   It was mixed 105 ml of acetonitrile with 195 ml of distillated water previous purified by millipore water purification system with 0.22 m m  pores filter. The standards solutions were already prepared. However, around 1 ml of each standard of 100 m g/ml methylparaben, 100 m g/ml propylparaben and mixture of both standard were transferred to small vials and each vial was label with respective name of the chemical standard that was transferred to it.
    All solutions to the mobile phase were prepared in the high standard of purity to avoid to damage the column and consequently to lose the efficiency of the column by contaminating the column with solutions containing big particles. In addition the solutions were filtered by vacuum to avoid formation of air bubbles which can cause problems at backpressure in the system.
    The vials containing the standards were introduced in the appropriate place in the HPLC and the apparatus was set as written above. The software of the HPLC received the follow information. Vial # 1 is methylparaben , vial # 2 is propylparaben and the vial # 3 is the mixture of the both samples. The samples were injected by automatic injection in the HPLC system under suitable conditions and two different peaks were observed.
    The back pressure was kept by the system around. 2218 psi once the back pressure can not be over 5000 psi in a pharmaceutical company or the system shut down itself as self protection.
    The peaks were identified in the final chromatogram by the retention times. Since under the same HPLC conditions the retention time for component is the same. Each peak was analyzed individually and the retention time and the measures the widths of peaks at base and half height were done.
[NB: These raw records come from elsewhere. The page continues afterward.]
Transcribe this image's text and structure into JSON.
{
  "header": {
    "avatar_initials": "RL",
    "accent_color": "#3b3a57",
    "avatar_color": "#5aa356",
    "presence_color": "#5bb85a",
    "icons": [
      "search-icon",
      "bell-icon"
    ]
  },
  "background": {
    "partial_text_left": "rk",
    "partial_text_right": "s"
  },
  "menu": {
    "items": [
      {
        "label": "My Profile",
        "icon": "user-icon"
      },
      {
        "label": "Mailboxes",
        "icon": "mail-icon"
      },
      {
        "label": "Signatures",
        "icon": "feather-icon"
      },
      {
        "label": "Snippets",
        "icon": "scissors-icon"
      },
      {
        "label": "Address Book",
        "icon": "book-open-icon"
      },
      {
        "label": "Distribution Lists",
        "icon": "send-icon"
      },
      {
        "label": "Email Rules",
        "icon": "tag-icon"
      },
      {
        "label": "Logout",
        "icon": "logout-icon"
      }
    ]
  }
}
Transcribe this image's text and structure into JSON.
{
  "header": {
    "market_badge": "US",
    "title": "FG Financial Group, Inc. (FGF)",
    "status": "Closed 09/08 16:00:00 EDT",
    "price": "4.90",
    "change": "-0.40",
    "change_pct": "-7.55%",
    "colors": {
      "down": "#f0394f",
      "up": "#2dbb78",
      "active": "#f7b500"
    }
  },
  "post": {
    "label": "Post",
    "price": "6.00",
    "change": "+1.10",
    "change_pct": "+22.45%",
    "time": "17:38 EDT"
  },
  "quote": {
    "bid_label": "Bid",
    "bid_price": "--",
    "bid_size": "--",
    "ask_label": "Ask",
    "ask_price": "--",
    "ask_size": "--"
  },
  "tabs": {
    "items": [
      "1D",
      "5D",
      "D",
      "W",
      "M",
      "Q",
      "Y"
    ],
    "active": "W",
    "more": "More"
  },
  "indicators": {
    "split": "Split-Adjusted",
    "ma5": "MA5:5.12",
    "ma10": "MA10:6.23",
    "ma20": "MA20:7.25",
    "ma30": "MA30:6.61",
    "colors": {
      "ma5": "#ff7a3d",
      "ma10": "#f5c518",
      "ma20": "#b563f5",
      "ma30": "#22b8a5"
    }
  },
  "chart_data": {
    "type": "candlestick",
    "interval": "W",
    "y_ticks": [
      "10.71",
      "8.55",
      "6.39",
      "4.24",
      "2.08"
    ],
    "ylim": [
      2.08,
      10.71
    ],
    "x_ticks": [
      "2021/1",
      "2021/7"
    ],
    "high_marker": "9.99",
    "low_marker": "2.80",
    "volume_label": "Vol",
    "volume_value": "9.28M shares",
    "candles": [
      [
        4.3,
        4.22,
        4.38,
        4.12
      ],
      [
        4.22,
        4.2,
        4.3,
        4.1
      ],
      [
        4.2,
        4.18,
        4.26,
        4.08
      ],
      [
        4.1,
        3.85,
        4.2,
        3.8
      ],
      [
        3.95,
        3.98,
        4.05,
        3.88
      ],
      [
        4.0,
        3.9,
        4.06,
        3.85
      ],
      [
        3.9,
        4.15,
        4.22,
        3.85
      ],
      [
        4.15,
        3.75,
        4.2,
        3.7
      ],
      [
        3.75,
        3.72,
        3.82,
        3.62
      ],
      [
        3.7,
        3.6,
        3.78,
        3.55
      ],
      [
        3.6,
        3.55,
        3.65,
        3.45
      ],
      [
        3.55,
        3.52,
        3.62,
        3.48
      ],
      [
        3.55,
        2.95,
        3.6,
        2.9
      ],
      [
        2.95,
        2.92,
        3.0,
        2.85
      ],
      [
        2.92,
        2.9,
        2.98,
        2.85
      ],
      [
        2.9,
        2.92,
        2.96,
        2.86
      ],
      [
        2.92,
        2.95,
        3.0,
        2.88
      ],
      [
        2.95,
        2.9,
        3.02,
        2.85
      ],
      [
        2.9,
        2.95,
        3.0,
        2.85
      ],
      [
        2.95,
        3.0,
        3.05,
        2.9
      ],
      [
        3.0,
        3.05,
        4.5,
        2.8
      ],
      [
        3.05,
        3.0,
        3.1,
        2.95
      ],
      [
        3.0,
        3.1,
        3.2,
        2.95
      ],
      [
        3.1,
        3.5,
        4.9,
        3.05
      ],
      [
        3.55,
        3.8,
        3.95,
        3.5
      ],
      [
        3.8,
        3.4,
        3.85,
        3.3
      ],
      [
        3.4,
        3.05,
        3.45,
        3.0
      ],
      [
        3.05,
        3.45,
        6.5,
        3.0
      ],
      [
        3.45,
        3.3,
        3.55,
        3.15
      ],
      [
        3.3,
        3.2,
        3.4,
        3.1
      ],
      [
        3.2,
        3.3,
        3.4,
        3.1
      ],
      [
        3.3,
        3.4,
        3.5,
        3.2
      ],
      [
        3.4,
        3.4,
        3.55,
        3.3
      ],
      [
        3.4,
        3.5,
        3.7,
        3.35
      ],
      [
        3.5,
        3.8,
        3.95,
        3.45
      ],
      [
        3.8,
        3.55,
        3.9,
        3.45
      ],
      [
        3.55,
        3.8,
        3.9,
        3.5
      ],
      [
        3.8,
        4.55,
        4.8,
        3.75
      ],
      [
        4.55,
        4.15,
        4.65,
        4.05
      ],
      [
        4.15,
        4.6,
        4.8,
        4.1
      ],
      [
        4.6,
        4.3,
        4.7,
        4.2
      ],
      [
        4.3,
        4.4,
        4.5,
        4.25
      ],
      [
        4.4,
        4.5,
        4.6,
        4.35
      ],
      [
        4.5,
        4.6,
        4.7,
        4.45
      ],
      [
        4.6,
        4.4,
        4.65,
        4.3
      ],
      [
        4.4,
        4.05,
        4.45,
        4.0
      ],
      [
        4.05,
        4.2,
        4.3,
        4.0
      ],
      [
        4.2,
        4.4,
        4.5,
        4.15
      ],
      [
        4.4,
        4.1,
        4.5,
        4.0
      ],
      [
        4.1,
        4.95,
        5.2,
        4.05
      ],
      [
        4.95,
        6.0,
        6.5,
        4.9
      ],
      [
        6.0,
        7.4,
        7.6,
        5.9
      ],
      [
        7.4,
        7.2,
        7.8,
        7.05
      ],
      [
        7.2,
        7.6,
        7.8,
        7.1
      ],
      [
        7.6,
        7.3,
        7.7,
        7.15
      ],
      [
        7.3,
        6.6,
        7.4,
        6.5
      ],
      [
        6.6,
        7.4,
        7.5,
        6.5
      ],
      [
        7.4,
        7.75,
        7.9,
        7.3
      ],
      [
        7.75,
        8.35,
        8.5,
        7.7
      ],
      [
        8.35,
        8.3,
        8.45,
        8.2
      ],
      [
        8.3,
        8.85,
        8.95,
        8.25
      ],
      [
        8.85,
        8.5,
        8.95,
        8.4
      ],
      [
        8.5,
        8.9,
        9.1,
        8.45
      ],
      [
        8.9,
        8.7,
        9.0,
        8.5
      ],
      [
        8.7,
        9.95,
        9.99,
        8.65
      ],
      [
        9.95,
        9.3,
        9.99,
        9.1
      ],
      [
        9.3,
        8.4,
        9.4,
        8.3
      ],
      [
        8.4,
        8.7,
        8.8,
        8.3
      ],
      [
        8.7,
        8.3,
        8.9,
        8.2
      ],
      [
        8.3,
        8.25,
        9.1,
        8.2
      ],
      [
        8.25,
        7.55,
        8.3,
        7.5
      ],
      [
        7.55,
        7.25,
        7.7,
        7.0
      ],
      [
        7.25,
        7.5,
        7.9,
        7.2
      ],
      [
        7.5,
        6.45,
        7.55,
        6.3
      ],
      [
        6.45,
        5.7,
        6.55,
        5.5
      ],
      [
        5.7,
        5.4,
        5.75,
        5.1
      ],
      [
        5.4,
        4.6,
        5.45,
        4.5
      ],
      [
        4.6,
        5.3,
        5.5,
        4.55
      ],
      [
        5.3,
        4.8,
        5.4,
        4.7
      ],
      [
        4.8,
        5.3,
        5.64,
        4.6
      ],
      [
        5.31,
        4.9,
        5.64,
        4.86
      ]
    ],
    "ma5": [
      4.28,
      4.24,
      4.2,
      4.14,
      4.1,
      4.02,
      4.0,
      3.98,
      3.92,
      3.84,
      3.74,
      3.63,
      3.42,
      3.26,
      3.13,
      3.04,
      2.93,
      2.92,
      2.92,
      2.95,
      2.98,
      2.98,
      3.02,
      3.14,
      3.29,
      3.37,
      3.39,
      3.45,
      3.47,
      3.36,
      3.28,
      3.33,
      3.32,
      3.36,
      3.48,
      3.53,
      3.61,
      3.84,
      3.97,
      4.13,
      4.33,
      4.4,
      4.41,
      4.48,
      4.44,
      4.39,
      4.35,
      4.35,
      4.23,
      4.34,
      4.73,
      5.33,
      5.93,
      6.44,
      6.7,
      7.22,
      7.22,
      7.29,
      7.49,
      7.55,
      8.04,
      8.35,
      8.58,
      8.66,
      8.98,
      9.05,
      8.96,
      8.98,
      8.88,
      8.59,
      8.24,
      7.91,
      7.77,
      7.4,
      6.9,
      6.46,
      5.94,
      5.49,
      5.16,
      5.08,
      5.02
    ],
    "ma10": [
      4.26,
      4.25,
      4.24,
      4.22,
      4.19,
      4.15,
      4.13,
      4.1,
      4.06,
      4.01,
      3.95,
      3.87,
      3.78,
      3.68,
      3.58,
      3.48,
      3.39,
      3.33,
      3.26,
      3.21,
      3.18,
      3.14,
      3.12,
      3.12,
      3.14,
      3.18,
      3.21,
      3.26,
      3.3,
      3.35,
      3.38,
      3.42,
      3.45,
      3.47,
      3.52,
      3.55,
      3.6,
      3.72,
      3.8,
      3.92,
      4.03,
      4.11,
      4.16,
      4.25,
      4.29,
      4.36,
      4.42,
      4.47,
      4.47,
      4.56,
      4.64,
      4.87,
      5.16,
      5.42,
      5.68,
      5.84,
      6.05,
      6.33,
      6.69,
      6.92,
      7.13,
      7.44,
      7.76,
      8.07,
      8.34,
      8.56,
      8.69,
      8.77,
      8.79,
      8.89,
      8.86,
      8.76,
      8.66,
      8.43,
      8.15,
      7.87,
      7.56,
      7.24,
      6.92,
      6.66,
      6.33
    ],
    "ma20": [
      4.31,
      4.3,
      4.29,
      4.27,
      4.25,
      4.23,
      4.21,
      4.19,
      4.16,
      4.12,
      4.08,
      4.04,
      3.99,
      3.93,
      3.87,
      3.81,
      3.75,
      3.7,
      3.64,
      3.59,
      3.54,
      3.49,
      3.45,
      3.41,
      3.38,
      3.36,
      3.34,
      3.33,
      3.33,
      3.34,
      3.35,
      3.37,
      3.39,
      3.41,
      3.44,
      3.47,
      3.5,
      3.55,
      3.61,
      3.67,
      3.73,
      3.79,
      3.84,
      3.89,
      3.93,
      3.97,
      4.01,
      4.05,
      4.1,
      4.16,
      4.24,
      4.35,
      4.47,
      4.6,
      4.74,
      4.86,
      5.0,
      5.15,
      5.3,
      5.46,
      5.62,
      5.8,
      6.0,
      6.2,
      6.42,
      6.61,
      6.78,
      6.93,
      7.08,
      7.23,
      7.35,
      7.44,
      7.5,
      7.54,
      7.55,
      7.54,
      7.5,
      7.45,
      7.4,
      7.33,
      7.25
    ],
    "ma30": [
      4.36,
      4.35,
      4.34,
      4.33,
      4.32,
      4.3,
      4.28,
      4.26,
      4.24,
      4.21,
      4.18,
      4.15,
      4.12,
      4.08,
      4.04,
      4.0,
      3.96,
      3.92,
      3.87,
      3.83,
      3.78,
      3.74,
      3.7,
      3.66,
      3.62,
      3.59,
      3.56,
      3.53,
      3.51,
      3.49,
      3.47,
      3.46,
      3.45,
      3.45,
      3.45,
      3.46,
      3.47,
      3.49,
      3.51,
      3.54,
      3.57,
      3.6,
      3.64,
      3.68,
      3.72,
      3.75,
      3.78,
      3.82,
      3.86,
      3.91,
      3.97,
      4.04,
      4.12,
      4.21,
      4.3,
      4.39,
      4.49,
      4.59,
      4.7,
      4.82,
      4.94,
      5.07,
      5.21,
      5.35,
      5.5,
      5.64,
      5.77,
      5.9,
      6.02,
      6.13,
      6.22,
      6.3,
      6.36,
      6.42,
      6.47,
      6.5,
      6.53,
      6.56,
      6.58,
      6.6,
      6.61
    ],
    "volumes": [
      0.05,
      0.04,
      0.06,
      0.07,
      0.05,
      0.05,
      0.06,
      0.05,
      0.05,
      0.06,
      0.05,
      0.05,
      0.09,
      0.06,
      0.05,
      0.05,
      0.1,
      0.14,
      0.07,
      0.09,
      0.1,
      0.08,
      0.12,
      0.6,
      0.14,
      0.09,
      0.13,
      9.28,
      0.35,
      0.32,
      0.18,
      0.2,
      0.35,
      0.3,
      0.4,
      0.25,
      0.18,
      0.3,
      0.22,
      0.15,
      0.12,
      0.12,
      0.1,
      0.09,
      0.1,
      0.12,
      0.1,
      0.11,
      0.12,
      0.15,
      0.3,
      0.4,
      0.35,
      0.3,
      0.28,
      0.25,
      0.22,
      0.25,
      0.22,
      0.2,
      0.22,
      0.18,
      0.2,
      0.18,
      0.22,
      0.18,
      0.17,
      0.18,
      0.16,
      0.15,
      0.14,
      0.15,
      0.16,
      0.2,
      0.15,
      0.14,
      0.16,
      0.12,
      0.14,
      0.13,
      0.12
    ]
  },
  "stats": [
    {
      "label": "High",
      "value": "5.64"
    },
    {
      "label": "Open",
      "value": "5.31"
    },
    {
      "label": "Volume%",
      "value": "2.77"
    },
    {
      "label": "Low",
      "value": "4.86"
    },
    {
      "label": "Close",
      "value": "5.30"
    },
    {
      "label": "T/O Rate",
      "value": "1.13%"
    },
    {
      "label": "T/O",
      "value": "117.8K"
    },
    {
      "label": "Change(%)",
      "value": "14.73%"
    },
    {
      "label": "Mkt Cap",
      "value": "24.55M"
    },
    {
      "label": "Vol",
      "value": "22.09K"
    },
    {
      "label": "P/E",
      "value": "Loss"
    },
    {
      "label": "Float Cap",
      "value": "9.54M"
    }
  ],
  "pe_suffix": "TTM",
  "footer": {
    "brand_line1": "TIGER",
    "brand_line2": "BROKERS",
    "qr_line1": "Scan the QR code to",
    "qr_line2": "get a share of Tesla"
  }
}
Results:

Table 1. Raw Data. Retention and Peak Width Measurements. Detector l 254 nm.

 

tR (cm)

w1/2 (cm)

wb(cm)

MP

4.75

0.25

0.55

PP

11.90

0.40

0.70

Table 2. Plates Counts.

 

N1/2

N tangent

Tailing

MP

 2000 N

 2947 N

 1.3

PP

 4903 N

 4624 N

 1.9

      The resolution calculated from the two peaks, which was obtained from the mixture chromatography injection, were 13.

Rs = 2 (11.90 cm  4.75 cm) / 0.4 cm + 0.7 cm)
Rs = 13

 

Discussion:

    In the table #2, one can observer that there is a certain difference in the values for plate counts calculated by different method. Such difference is resulted from the width measured that was used. In the case the tangent method, the width was take from the base of the peaks at 5/100 height from the baseline. Once the peaks show a small tailing, the width gives a large number that decrease significantly the final values in the number of the plates. However, in these cases the tailing 1.3 and 1.9 respectively to MP and PP are following the regulations of USP because are less than 2.0. If the peaks are not symmetric the column efficiency is better determined by the half width method.
    If one wants to improve the efficiency in a chromatographic separation, he or she should avoid that the solute slight interact with the stationary phase, in this way may avoid tailing. Some additives such as triethylamine and trifluoroacetic acid are often used to mask strong adsorption sites to reduce tailing. Sometimes the tailing may indicate the presence of an isomer or another compound. Others chemical and physical phenomenon can cause the low efficiency in a chromatographic separation. Per example: The dispersion due to flow through tubes. The speed of the liquid varies over the cross-sectional area of the tube, and the solute molecules near the center move faster than those near the walls.
    The degree of the separation from the two components was satisfactory, once the degree of separation was bigger than 10 inside the USP regulations. If the resolution is high, the technician is going to waist more time during each sample running. Since time is money, it is not desirable to have a bigger resolution.

Conclusion:

    The column exhibited an efficiency of 2900 and 4600 plates to methylparaben and propylparaben respectively by the half width method. This means that the present column is in good conditions. If the measured column efficiency were low, less than 75% of the original measurement for the column, the column would be in bad conditions.

  Index